First a group performed classical Indian Bharat Natyam dance with all the wonderful symbolism in the hands and eyes. They were answered by a very cool and sexy Latin-inspired-Indian dance, all hips and swivel.
Opposite them came a group dancing in the earthy and energetic Bhangra style. One spinning dancer in the middle brought forth the fourth group dancing in the graceful manner of Indian folkdance.
Then dancers wearing shiny spangly hip wraps came out of the larger group and filled the two walkways that criss-cross Ingalls Mall for a great joyful celebration of dance and music and movement. In the end, over one hundred dancers filled the grassy area of Ingalls Mall with the vibrant joy and energy of Bollywood.
Anuja Rajendra (in blue) leads Bollyfit students and community members in the Bhangra portion of a Bollywood flash mob dance performance at Ann Arbor Summer Festival | Photograph courtesy of Peter Smith petersmithphoto.com
This flash mob dance performance was the brainchild of Bollyfit creator and CEO Anuja Rajendra. She first made the news after her students Meryl Davis and Charlie White wowed the judges and the world at the 2010 winter Olympics in Vancouver with their amazing Bollywood ice dancing routine.
Rajendra teaches fitness through a fusion of Bollywood, classical Bharat Natyam, Indian folk, and Bhangra dance styles at her Ann Arbor Bollyfit Studio.
She also brings her fun and energizing Bollyfit workouts to the community — her crisp voice full of love and calm — at the Ann Arbor Summer Festival’s “alternative happy hour,” a series of global-themed mind-body workouts in front of Power Center.
With this flash mob dance performance, Rajendra wanted to create a sense of connectedness in the community that we do not normally get in the bustle of our daily lives, to have a large group of people moving to the same music, dancing the same dance, touching each others’ lives for one moment.

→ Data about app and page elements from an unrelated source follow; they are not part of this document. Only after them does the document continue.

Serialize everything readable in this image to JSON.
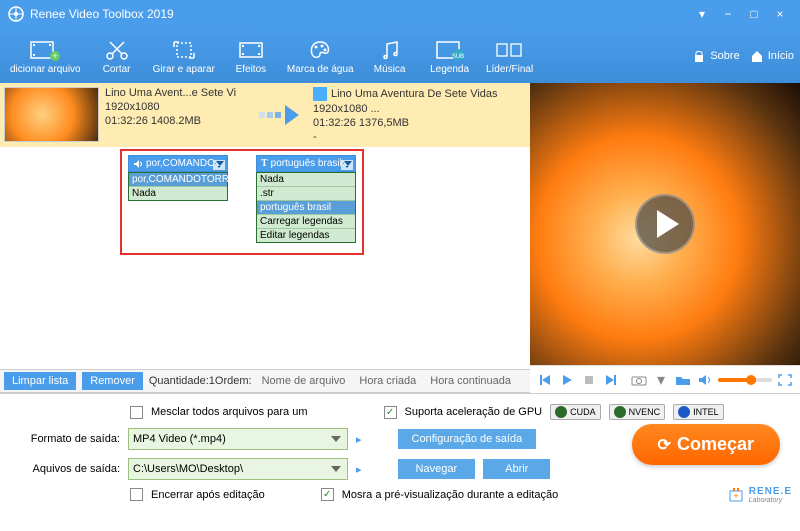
{
  "app": {
    "title": "Renee Video Toolbox 2019"
  },
  "titlebar_buttons": {
    "min": "−",
    "max": "□",
    "close": "×",
    "help": "▾"
  },
  "toolbar": {
    "add": "dicionar arquivo",
    "cut": "Cortar",
    "rotate": "Girar e aparar",
    "effects": "Efeitos",
    "watermark": "Marca de água",
    "music": "Música",
    "subtitle": "Legenda",
    "leader": "Líder/Final",
    "about": "Sobre",
    "home": "Início"
  },
  "item": {
    "src_name": "Lino Uma Avent...e Sete Vi",
    "src_res": "1920x1080",
    "src_dur": "01:32:26  1408.2MB",
    "out_name": "Lino Uma Aventura De Sete Vidas",
    "out_res": "1920x1080    ...",
    "out_dur": "01:32:26  1376,5MB",
    "ext": "-"
  },
  "audio_dd": {
    "head": "por,COMANDO",
    "items": [
      "por,COMANDOTORRE",
      "Nada"
    ]
  },
  "sub_dd": {
    "head": "português brasil",
    "items": [
      "Nada",
      ".str",
      "português brasil",
      "Carregar legendas",
      "Editar legendas"
    ],
    "selected": 2
  },
  "list_footer": {
    "clear": "Limpar lista",
    "remove": "Remover",
    "qty": "Quantidade:1Ordem:",
    "sort_name": "Nome de arquivo",
    "sort_created": "Hora criada",
    "sort_cont": "Hora continuada"
  },
  "options": {
    "merge": "Mesclar todos arquivos para um",
    "gpu": "Suporta aceleração de GPU",
    "cuda": "CUDA",
    "nvenc": "NVENC",
    "intel": "INTEL",
    "format_label": "Formato de saída:",
    "format_value": "MP4 Video (*.mp4)",
    "config": "Configuração de saída",
    "outpath_label": "Aquivos de saída:",
    "outpath_value": "C:\\Users\\MO\\Desktop\\",
    "browse": "Navegar",
    "open": "Abrir",
    "shutdown": "Encerrar após editação",
    "preview": "Mosra a pré-visualização durante a editação",
    "start": "Começar"
  },
  "brand": {
    "name": "RENE.E",
    "sub": "Laboratory"
  }
}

Frances Kai-Hwa Wang is a second-generation Chinese American from California who now divides her time between Michigan and the Big Island of Hawaii. She is an editor of IMDiversity.com Asian American Village, lead multicultural contributor for AnnArbor.com, a contributor for New America Media’s Ethnoblog, and a contributor for Chicago is the World. She is on the Advisory Board of American Citizens for Justice. She team-teaches “Asian Pacific American History and the Law” at University of Michigan and University of Michigan Dearborn. She is a popular speaker on Asian Pacific American and multicultural issues. Check out her website at franceskaihwawang.com, her blog at franceskaihwawang.blogspot.com, and she can be reached at firstname.lastname@example.org.
An earlier version of this article was originally published in annarbor.com.